Data excerpts:
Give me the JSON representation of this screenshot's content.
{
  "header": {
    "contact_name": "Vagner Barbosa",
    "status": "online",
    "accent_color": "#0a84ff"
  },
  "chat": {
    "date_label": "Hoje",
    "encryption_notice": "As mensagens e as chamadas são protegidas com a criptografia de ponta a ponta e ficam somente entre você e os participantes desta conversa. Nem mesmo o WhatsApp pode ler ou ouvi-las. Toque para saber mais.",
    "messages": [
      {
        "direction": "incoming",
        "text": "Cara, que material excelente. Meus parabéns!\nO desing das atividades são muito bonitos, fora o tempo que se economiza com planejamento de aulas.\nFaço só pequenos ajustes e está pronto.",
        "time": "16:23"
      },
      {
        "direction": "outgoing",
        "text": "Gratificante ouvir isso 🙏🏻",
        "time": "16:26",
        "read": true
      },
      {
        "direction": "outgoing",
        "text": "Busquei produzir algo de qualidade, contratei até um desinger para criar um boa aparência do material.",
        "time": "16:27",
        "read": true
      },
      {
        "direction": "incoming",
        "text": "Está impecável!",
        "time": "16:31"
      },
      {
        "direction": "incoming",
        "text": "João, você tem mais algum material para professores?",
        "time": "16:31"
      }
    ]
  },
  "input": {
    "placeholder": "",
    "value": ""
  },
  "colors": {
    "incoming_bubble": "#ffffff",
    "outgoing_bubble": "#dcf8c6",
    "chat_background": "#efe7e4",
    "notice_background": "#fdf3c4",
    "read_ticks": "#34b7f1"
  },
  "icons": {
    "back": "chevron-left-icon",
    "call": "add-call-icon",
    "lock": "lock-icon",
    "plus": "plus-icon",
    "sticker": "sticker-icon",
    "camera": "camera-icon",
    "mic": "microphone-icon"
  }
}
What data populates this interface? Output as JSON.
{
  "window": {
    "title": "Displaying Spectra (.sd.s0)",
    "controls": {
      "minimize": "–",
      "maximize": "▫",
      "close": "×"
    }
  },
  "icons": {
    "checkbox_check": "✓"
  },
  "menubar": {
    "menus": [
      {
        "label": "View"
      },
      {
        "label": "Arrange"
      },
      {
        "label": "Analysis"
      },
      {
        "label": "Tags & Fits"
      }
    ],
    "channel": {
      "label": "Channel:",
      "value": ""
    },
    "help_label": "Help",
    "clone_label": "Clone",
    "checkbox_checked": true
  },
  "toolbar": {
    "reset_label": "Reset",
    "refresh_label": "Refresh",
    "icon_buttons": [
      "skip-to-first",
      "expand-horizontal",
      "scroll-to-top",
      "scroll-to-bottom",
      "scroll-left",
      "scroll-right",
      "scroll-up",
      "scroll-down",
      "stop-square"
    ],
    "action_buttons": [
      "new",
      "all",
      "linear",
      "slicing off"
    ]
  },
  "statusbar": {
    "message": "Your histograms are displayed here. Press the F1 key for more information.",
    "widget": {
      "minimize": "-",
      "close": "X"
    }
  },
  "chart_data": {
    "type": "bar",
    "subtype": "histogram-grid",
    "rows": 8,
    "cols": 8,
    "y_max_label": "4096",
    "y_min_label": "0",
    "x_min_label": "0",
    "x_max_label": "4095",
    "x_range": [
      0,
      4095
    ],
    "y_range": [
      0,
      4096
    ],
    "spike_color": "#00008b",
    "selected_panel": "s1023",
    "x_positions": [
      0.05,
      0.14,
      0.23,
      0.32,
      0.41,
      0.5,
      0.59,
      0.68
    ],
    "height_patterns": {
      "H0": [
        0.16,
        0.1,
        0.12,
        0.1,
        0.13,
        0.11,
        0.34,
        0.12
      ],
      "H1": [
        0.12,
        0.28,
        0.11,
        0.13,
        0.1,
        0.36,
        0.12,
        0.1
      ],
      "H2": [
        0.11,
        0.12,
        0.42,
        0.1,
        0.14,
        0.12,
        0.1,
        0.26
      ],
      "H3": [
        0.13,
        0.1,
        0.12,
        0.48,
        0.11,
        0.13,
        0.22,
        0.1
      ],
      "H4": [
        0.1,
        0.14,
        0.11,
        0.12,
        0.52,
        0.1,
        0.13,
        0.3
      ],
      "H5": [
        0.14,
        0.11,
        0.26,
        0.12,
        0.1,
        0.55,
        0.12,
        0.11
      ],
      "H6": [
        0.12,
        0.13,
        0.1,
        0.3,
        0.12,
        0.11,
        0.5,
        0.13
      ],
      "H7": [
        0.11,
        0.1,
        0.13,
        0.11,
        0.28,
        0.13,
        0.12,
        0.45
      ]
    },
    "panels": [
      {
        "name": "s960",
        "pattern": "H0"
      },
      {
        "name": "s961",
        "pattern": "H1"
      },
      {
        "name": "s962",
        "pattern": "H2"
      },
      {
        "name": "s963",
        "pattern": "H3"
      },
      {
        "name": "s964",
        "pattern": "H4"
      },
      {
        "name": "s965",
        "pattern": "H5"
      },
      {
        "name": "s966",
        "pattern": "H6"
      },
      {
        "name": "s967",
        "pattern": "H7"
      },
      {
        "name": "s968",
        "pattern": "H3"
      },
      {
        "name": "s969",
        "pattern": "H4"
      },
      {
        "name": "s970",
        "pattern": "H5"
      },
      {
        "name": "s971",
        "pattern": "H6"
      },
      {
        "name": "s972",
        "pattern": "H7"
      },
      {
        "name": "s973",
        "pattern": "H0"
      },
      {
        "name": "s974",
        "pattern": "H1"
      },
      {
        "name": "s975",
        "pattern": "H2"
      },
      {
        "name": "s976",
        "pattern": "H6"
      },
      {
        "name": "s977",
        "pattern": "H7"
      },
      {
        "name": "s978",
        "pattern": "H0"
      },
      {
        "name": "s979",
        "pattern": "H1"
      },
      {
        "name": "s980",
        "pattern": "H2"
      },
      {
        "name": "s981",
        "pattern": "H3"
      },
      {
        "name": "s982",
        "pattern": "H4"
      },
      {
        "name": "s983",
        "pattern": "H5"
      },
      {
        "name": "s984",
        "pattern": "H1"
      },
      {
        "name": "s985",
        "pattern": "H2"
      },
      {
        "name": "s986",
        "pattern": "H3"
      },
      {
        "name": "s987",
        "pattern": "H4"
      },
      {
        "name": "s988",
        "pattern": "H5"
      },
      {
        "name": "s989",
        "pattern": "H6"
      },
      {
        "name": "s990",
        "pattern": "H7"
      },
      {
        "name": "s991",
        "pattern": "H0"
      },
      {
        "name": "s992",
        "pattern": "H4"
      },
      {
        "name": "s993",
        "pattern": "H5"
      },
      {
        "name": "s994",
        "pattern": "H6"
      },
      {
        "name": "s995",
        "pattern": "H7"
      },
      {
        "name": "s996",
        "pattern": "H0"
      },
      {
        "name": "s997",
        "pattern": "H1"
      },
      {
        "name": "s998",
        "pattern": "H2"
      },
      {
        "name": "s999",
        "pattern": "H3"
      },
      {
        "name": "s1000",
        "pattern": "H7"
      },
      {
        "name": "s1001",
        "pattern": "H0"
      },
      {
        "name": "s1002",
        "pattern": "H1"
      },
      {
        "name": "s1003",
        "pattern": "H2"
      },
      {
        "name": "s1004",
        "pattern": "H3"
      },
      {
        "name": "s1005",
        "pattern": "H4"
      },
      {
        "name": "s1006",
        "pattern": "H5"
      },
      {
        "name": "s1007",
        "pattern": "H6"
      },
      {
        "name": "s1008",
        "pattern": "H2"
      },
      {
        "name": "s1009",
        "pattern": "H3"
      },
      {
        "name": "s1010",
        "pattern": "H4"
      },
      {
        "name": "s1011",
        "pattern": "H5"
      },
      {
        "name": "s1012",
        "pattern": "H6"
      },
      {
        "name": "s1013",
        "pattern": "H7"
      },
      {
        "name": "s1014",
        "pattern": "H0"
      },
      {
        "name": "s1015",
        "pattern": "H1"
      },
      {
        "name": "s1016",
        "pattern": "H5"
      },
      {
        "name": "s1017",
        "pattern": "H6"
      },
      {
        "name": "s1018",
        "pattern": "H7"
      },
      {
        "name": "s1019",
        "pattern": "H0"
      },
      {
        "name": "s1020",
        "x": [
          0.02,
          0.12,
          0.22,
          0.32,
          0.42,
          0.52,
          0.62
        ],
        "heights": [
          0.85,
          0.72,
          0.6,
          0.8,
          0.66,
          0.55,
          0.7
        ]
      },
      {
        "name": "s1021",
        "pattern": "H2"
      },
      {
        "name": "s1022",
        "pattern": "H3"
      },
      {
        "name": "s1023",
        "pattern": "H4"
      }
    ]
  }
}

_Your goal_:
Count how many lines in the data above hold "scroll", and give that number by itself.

_Response to this task_:
6